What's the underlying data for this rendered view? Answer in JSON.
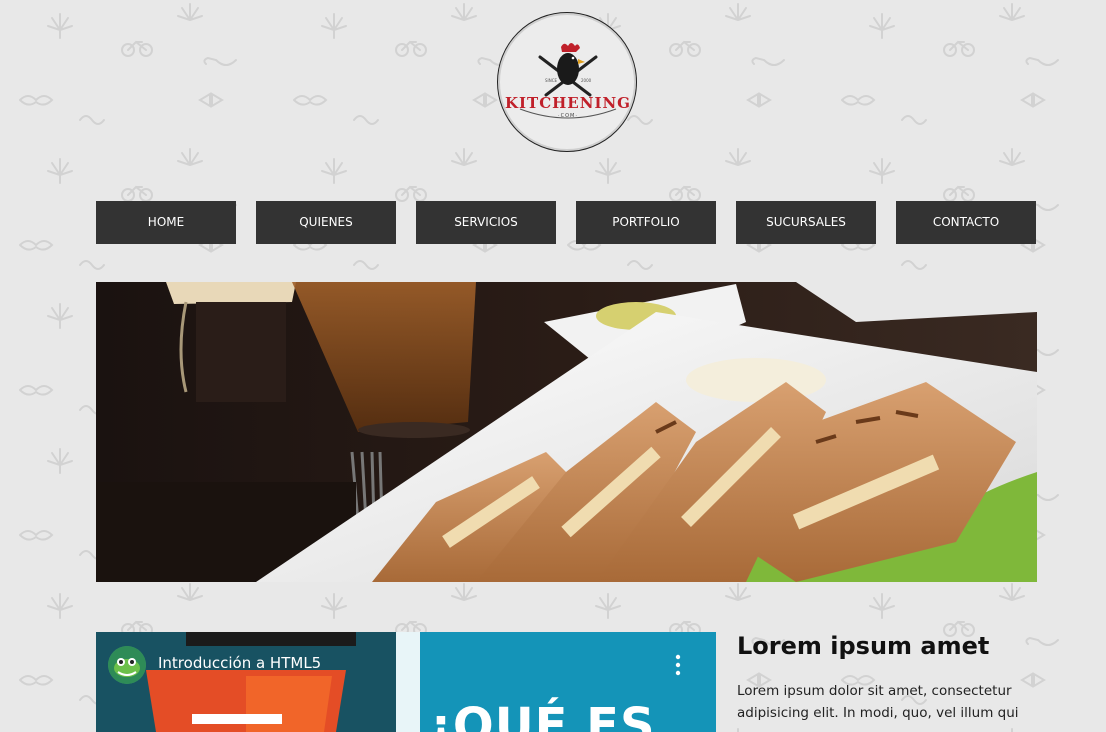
{
  "logo": {
    "name": "KITCHENING",
    "sub": "·COM·",
    "since_left": "SINCE",
    "since_right": "2000"
  },
  "nav": {
    "items": [
      {
        "label": "HOME"
      },
      {
        "label": "QUIENES"
      },
      {
        "label": "SERVICIOS"
      },
      {
        "label": "PORTFOLIO"
      },
      {
        "label": "SUCURSALES"
      },
      {
        "label": "CONTACTO"
      }
    ]
  },
  "video": {
    "title": "Introducción a HTML5",
    "thumbnail_text": "¡QUÉ ES"
  },
  "article": {
    "title": "Lorem ipsum amet",
    "body": "Lorem ipsum dolor sit amet, consectetur adipisicing elit. In modi, quo, vel illum qui"
  },
  "colors": {
    "background": "#e8e8e8",
    "nav_bg": "#333333",
    "nav_text": "#ffffff",
    "logo_red": "#c0202a"
  }
}
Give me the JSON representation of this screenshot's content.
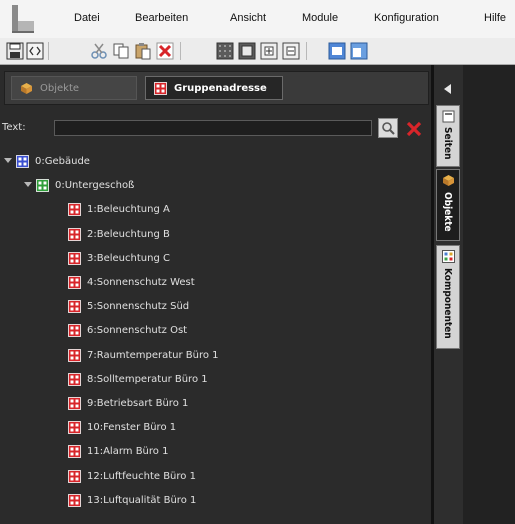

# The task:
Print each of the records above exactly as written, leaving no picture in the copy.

# Answer section:
What's the underlying data for this rendered view? Answer in JSON.
{
  "logo": {
    "name": "KITCHENING",
    "sub": "·COM·",
    "since_left": "SINCE",
    "since_right": "2000"
  },
  "nav": {
    "items": [
      {
        "label": "HOME"
      },
      {
        "label": "QUIENES"
      },
      {
        "label": "SERVICIOS"
      },
      {
        "label": "PORTFOLIO"
      },
      {
        "label": "SUCURSALES"
      },
      {
        "label": "CONTACTO"
      }
    ]
  },
  "video": {
    "title": "Introducción a HTML5",
    "thumbnail_text": "¡QUÉ ES"
  },
  "article": {
    "title": "Lorem ipsum amet",
    "body": "Lorem ipsum dolor sit amet, consectetur adipisicing elit. In modi, quo, vel illum qui"
  },
  "colors": {
    "background": "#e8e8e8",
    "nav_bg": "#333333",
    "nav_text": "#ffffff",
    "logo_red": "#c0202a"
  }
}
Give me the JSON representation of this screenshot's content.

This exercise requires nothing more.